When it comes to cited technologies by origin, Germany and France are strongest in transport; China and the Republic of Korea in electrical machinery and computer technology; Japan in electrical machinery; Switzerland and the UK in pharmaceuticals; the Netherlands in medical technology; the Russian Federation in food chemistry; and the US in computer technology.
7. Female involvement in patenting showing up in the numbers
In 2017 the share of women inventors named in Patent Cooperation Treaty (PCT) applications hit 31.2%, an increase of nearly 10 percentage points since 2003. Moreover, the total number of PCT applications with at least one female inventor has almost tripled in that time. Of the top 20 offices, the Republic of Korea (50.3%), China (47.9%), Belgium (35.7%), Spain (35.4%) and the US (32.8%) had the highest participation rates of women inventors. The portion of women listed in patent applications is still relatively low compared to the total number of inventors, with Austria and Japan reporting the lowest share. On a positive note, though, in 2017 Austria reported an increase of 28.6% in the number of applications which listed a female inventor, the highest national growth rate for the year.
8. US and China record more than one million potentially pending patent applications
Patent filing activity has been steadily increasing over the years with no signs of slowing down. In 2017 China and the US each reported over one million potentially pending patent applications. Only time will tell if the offices are equipped to handle the growing volume of work.
9. US files the most applications abroad
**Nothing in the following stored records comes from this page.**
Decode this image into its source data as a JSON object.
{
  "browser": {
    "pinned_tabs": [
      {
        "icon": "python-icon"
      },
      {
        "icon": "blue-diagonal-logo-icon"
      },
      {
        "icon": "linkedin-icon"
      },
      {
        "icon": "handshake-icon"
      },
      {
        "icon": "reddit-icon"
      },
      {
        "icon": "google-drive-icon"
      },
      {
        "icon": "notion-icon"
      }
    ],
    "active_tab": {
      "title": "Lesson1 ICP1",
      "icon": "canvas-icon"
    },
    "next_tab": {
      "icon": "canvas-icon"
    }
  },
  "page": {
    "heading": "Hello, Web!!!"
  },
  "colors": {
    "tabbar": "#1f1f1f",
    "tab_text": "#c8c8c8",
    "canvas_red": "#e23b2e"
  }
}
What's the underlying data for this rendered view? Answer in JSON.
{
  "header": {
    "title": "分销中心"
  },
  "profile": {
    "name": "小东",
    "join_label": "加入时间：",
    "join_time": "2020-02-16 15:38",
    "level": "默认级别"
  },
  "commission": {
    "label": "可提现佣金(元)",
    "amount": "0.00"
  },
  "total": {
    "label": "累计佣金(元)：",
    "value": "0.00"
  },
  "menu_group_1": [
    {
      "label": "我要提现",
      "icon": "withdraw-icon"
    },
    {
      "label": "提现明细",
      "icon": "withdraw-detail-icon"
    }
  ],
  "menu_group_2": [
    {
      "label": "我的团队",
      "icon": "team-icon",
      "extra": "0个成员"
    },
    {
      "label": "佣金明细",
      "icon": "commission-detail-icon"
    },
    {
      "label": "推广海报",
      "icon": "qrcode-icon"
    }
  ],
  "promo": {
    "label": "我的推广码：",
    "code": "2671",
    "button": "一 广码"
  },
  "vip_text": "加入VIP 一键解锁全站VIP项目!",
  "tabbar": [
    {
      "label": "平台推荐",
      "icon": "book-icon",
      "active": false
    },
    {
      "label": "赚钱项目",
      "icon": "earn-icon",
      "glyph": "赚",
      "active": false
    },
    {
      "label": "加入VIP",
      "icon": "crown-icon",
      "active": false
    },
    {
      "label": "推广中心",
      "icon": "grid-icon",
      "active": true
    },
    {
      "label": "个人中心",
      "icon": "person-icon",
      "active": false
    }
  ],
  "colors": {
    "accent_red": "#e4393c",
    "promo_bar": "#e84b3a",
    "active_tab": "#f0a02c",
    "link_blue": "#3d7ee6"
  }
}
Japan, which has experienced a downward trend in filing activity since the early 2000s, has maintained a strong foothold in the top offices around the globe. It does not match the US in terms of filing volume, but it has similar geographic scope. China has robust domestic filings but does not make a mark in other prominent patent markets. This may change in upcoming years as more Chinese businesses seek to expand internationally, but as it stands China’s impact is only seen in the UK.
10. Granted patents on the rise
The number of worldwide granted patents grew by 3.9% in 2017. The estimated number of patents in force sat at 8.5 million in 2008 and reached 13.7 million in 2017. Most of the patents which are in force are in the US, China, Japan, the UK, and the Republic of Korea.
**Note: The data and information in this article was sourced from the World Intellectual Property Indicators 2018 Report